Plans for citywide rollout early next year...
Nokia has launched a two-month trial of a network of free wi-fi hotspots in London, with plans to roll out the hotspots across the capital early next year.
The trial will run from today until the end of 2011 and is being conducted in partnership with wi-fi company Spectrum Interactive. There are 26 hotspots involved in the pilot, all sited in the company's street payphones.
All 26 trial sites are located north of the river in central London, with hotspots in payphones at Oxford Street, Tottenham Court Road, Bloomsbury, South Kensington, Knightbridge, Mayfair, Lancaster Gate, Bayswater, Westminster, Sloane Square, Marylebone and Victoria. Trial locations were selected for being "high footfall" areas, the two companies said.
The trial supports access speeds of up to 20Mbps but users will be limited to 1Mbps to ensure a good service for all those using the service, the companies said.
The range of the wi-fi hotspots is likely to vary at different locations but Simon Alberga, executive chairman at Spectrum Interactive, said a rough range is 50 to 100 metres in either direction.
According to Alberga there is a movement in the UK towards wi-fi that is free at the point of use in locations where people do not remain for a long time, such as cafes and restaurants, with the wi-fi paid for by sponsorship and advertising rather than consumers.
There is no registration required to get online via the Nokia hotspots, although there is one T&Cs screen to click on on first use. After that, the network remembers the user and does not require additional clicks to use the network.
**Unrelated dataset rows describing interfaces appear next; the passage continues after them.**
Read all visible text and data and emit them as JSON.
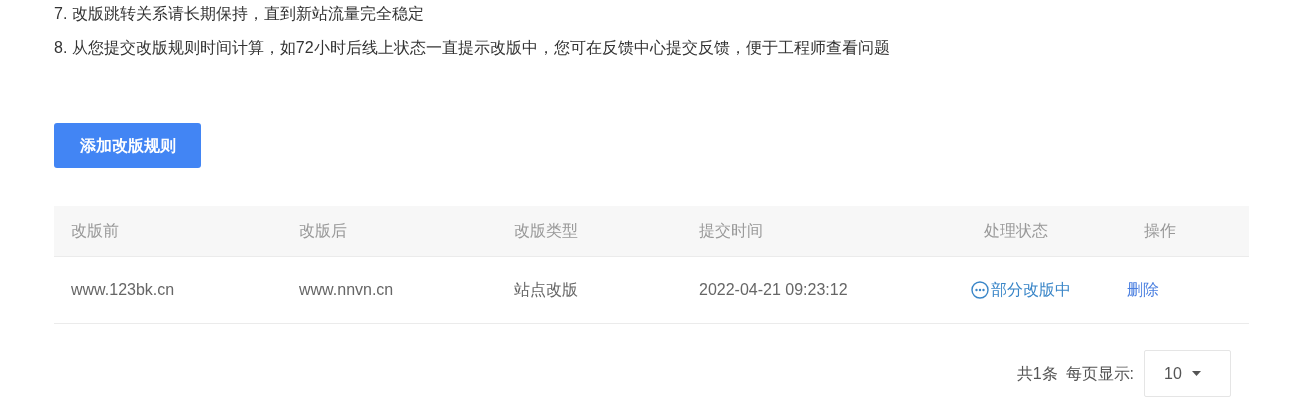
{
  "notes": [
    "7. 改版跳转关系请长期保持，直到新站流量完全稳定",
    "8. 从您提交改版规则时间计算，如72小时后线上状态一直提示改版中，您可在反馈中心提交反馈，便于工程师查看问题"
  ],
  "add_button": "添加改版规则",
  "table": {
    "columns": [
      "改版前",
      "改版后",
      "改版类型",
      "提交时间",
      "处理状态",
      "操作"
    ],
    "rows": [
      {
        "before": "www.123bk.cn",
        "after": "www.nnvn.cn",
        "type": "站点改版",
        "time": "2022-04-21 09:23:12",
        "status": {
          "kind": "processing",
          "label": "部分改版中"
        },
        "action": "删除"
      }
    ]
  },
  "pagination": {
    "total": "共1条",
    "per_page_label": "每页显示:",
    "per_page": "10"
  }
}
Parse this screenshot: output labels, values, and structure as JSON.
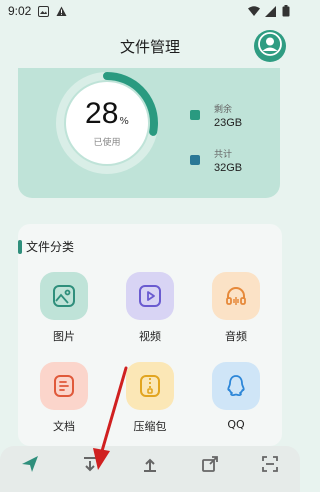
{
  "status_bar": {
    "time": "9:02",
    "icons_left": [
      "image-notification-icon",
      "warning-icon"
    ],
    "icons_right": [
      "wifi-icon",
      "signal-icon",
      "battery-icon"
    ]
  },
  "header": {
    "title": "文件管理",
    "avatar_icon": "user-avatar-icon"
  },
  "storage": {
    "used_percent": "28",
    "percent_unit": "%",
    "used_fraction": 0.28,
    "used_label": "已使用",
    "remaining_label": "剩余",
    "remaining_value": "23GB",
    "total_label": "共计",
    "total_value": "32GB",
    "colors": {
      "ring_used": "#2a9a80",
      "ring_track": "#d9eee7",
      "remaining_swatch": "#2a9a80",
      "total_swatch": "#2a7896"
    }
  },
  "categories": {
    "title": "文件分类",
    "items": [
      {
        "label": "图片",
        "icon": "image-icon",
        "bg": "#bfe3d8",
        "color": "#2f8f7c"
      },
      {
        "label": "视频",
        "icon": "video-icon",
        "bg": "#d8d4f4",
        "color": "#6a5bd0"
      },
      {
        "label": "音频",
        "icon": "headphones-icon",
        "bg": "#fbe2c6",
        "color": "#e6893a"
      },
      {
        "label": "文档",
        "icon": "document-icon",
        "bg": "#fbd5cb",
        "color": "#e0593a"
      },
      {
        "label": "压缩包",
        "icon": "archive-icon",
        "bg": "#fbe7b6",
        "color": "#e2a520"
      },
      {
        "label": "QQ",
        "icon": "qq-icon",
        "bg": "#cfe5f7",
        "color": "#2c86d8"
      }
    ]
  },
  "bottom_nav": {
    "items": [
      "send-icon",
      "download-icon",
      "upload-icon",
      "share-icon",
      "scan-icon"
    ]
  },
  "annotation": {
    "type": "red-arrow",
    "color": "#d02020"
  }
}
Use of the hotspots is not restricted to Nokia devices: any wi-fi-enabled device will be able to get online for free.
Nokia said it will be collecting usage, but not personal, data from users of the network - specifically browser type, time of connection and data volume - to try to understand issues such as how long people spend online, how many people are using the hotspots and the types of devices logging on.
The company said it wants to analyse browsing behaviour and demand for free wi-fi access to help it determine the amount of bandwidth required to meet demand and the best locations for future hotspots.
Users of Nokia Maps will be able to locate hotspots via the mapping service - as pictured below.